#### Saved entries:
*** Block opens ***

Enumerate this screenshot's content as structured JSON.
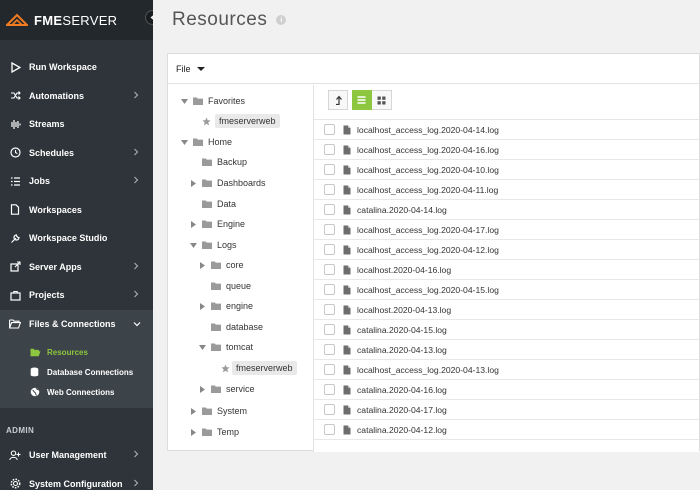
{
  "brand": {
    "prefix": "FME",
    "suffix": "SERVER"
  },
  "header": {
    "title": "Resources",
    "info_glyph": "i"
  },
  "sidebar": {
    "items": [
      {
        "label": "Run Workspace",
        "icon": "play-icon",
        "chevron": false
      },
      {
        "label": "Automations",
        "icon": "shuffle-icon",
        "chevron": true
      },
      {
        "label": "Streams",
        "icon": "waveform-icon",
        "chevron": false
      },
      {
        "label": "Schedules",
        "icon": "clock-icon",
        "chevron": true
      },
      {
        "label": "Jobs",
        "icon": "list-icon",
        "chevron": true
      },
      {
        "label": "Workspaces",
        "icon": "document-icon",
        "chevron": false
      },
      {
        "label": "Workspace Studio",
        "icon": "wrench-icon",
        "chevron": false
      },
      {
        "label": "Server Apps",
        "icon": "app-share-icon",
        "chevron": true
      },
      {
        "label": "Projects",
        "icon": "briefcase-icon",
        "chevron": true
      },
      {
        "label": "Files & Connections",
        "icon": "folder-open-icon",
        "chevron": true
      }
    ],
    "sub_items": [
      {
        "label": "Resources",
        "icon": "folder-open-icon"
      },
      {
        "label": "Database Connections",
        "icon": "database-icon"
      },
      {
        "label": "Web Connections",
        "icon": "globe-icon"
      }
    ],
    "admin_label": "ADMIN",
    "admin_items": [
      {
        "label": "User Management",
        "icon": "user-plus-icon",
        "chevron": true
      },
      {
        "label": "System Configuration",
        "icon": "gear-icon",
        "chevron": true
      }
    ]
  },
  "toolbar": {
    "file_menu": "File"
  },
  "tree": {
    "favorites": "Favorites",
    "fav_item": "fmeserverweb",
    "home": "Home",
    "backup": "Backup",
    "dashboards": "Dashboards",
    "data": "Data",
    "engine": "Engine",
    "logs": "Logs",
    "core": "core",
    "queue": "queue",
    "engine_sub": "engine",
    "database": "database",
    "tomcat": "tomcat",
    "tomcat_item": "fmeserverweb",
    "service": "service",
    "system": "System",
    "temp": "Temp"
  },
  "files": [
    "localhost_access_log.2020-04-14.log",
    "localhost_access_log.2020-04-16.log",
    "localhost_access_log.2020-04-10.log",
    "localhost_access_log.2020-04-11.log",
    "catalina.2020-04-14.log",
    "localhost_access_log.2020-04-17.log",
    "localhost_access_log.2020-04-12.log",
    "localhost.2020-04-16.log",
    "localhost_access_log.2020-04-15.log",
    "localhost.2020-04-13.log",
    "catalina.2020-04-15.log",
    "catalina.2020-04-13.log",
    "localhost_access_log.2020-04-13.log",
    "catalina.2020-04-16.log",
    "catalina.2020-04-17.log",
    "catalina.2020-04-12.log"
  ],
  "colors": {
    "accent": "#8dc63f",
    "sidebar": "#2e3439",
    "brand_bar": "#23282c"
  }
}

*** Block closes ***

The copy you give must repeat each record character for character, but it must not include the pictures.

#### RESPONSE TO THIS TASK:
Enumerate this screenshot's content as structured JSON.
{
  "brand": {
    "prefix": "FME",
    "suffix": "SERVER"
  },
  "header": {
    "title": "Resources",
    "info_glyph": "i"
  },
  "sidebar": {
    "items": [
      {
        "label": "Run Workspace",
        "icon": "play-icon",
        "chevron": false
      },
      {
        "label": "Automations",
        "icon": "shuffle-icon",
        "chevron": true
      },
      {
        "label": "Streams",
        "icon": "waveform-icon",
        "chevron": false
      },
      {
        "label": "Schedules",
        "icon": "clock-icon",
        "chevron": true
      },
      {
        "label": "Jobs",
        "icon": "list-icon",
        "chevron": true
      },
      {
        "label": "Workspaces",
        "icon": "document-icon",
        "chevron": false
      },
      {
        "label": "Workspace Studio",
        "icon": "wrench-icon",
        "chevron": false
      },
      {
        "label": "Server Apps",
        "icon": "app-share-icon",
        "chevron": true
      },
      {
        "label": "Projects",
        "icon": "briefcase-icon",
        "chevron": true
      },
      {
        "label": "Files & Connections",
        "icon": "folder-open-icon",
        "chevron": true
      }
    ],
    "sub_items": [
      {
        "label": "Resources",
        "icon": "folder-open-icon"
      },
      {
        "label": "Database Connections",
        "icon": "database-icon"
      },
      {
        "label": "Web Connections",
        "icon": "globe-icon"
      }
    ],
    "admin_label": "ADMIN",
    "admin_items": [
      {
        "label": "User Management",
        "icon": "user-plus-icon",
        "chevron": true
      },
      {
        "label": "System Configuration",
        "icon": "gear-icon",
        "chevron": true
      }
    ]
  },
  "toolbar": {
    "file_menu": "File"
  },
  "tree": {
    "favorites": "Favorites",
    "fav_item": "fmeserverweb",
    "home": "Home",
    "backup": "Backup",
    "dashboards": "Dashboards",
    "data": "Data",
    "engine": "Engine",
    "logs": "Logs",
    "core": "core",
    "queue": "queue",
    "engine_sub": "engine",
    "database": "database",
    "tomcat": "tomcat",
    "tomcat_item": "fmeserverweb",
    "service": "service",
    "system": "System",
    "temp": "Temp"
  },
  "files": [
    "localhost_access_log.2020-04-14.log",
    "localhost_access_log.2020-04-16.log",
    "localhost_access_log.2020-04-10.log",
    "localhost_access_log.2020-04-11.log",
    "catalina.2020-04-14.log",
    "localhost_access_log.2020-04-17.log",
    "localhost_access_log.2020-04-12.log",
    "localhost.2020-04-16.log",
    "localhost_access_log.2020-04-15.log",
    "localhost.2020-04-13.log",
    "catalina.2020-04-15.log",
    "catalina.2020-04-13.log",
    "localhost_access_log.2020-04-13.log",
    "catalina.2020-04-16.log",
    "catalina.2020-04-17.log",
    "catalina.2020-04-12.log"
  ],
  "colors": {
    "accent": "#8dc63f",
    "sidebar": "#2e3439",
    "brand_bar": "#23282c"
  }
}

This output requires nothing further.